Image: 9 x 13 7/16 inches
Sheet: 10 15/16 x 13 7/8 inches
Gift of Target StoresArts of North America
Swiss-born American artist Robert Frank is one of the most influential living photographers. His approach to the medium is born from an inquisitive rejection of conforming to societal pressures, resulting in raw and psychologically revealing photographs that often highlight the loneliness and isolation characteristic of postwar identity.
As the first European to receive a Guggenheim Fellowship, Frank spent two years traveling by car throughout the United States, photographing his personal—and often cynical—reactions to the country. The culmination of this expedition was the 1959 publication of his seminal book The Americans. As Beat Generation novelist Jack Kerouac explained in the introduction, Frank “sucked a sad poem right out of America onto film.”
Frank presented an unromanticized portrait of a nation that was rapidly changing. He recognized various aspects of American life and society, in particular the “car culture” evolving around a new system of interstate highways. This photograph of a streetcar in New Orleans reveals social tensions rooted in the South in the mid-1950s, expressed by the hierarchical placement of whites, blacks, men, women, and children. Trolley, New Orleans was used as the cover for several early editions of The Americans, demonstrating the significance of this image to Frank.
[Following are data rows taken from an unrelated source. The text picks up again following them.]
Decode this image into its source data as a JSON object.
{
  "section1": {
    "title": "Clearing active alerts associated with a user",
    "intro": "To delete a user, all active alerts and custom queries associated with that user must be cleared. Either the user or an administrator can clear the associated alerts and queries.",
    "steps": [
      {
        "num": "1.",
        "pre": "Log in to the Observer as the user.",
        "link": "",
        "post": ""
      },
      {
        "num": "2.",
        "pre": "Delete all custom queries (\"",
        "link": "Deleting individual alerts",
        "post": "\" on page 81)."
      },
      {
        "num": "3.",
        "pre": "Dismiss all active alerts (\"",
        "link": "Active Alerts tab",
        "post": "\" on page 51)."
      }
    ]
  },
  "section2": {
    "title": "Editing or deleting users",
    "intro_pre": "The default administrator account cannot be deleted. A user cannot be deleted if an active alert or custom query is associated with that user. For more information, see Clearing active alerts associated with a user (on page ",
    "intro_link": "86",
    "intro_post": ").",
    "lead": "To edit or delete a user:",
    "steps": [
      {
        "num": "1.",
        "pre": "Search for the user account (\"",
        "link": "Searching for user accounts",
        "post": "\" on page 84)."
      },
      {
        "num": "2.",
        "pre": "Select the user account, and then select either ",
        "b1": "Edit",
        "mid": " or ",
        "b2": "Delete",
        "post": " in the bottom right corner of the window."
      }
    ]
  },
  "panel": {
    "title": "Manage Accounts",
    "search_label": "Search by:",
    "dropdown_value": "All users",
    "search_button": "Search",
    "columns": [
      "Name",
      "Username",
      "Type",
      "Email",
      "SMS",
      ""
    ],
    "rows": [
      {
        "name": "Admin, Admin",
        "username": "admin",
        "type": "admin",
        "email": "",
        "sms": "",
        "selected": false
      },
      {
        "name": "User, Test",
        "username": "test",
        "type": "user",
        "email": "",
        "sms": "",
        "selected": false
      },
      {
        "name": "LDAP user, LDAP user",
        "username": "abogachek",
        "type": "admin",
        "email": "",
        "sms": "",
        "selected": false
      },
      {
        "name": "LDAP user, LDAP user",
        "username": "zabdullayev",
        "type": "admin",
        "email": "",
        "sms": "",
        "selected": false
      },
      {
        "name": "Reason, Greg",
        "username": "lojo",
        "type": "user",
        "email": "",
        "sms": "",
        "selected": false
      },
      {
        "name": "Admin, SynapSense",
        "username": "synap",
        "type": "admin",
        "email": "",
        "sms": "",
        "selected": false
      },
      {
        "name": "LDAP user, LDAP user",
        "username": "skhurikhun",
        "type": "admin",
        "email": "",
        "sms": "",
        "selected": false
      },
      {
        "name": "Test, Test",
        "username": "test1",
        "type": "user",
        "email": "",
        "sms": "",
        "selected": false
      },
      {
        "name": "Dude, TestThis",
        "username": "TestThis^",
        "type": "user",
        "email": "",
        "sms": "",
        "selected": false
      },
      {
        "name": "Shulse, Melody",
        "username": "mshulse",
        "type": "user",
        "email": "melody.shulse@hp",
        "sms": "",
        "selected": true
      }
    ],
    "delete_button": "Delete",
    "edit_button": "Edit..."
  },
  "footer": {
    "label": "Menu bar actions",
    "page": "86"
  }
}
The MFAH owns more than 320 of Frank's photographs, including all of the images from The Americans. He later added filmmaking to his body of work and made his first film, Pull My Daisy, with painter Alfred Leslie. It was added to the National Film Registry of the U.S. Library of Congress in 1996. The MFAH has served as distributor and repository for Frank's film and video since 1986. It's holdings include the Robert Frank Collection with several key titles in his filmography. Please make an appointment with the Works on Paper Study Center to view selections of Frank photographs from the MFAH collection.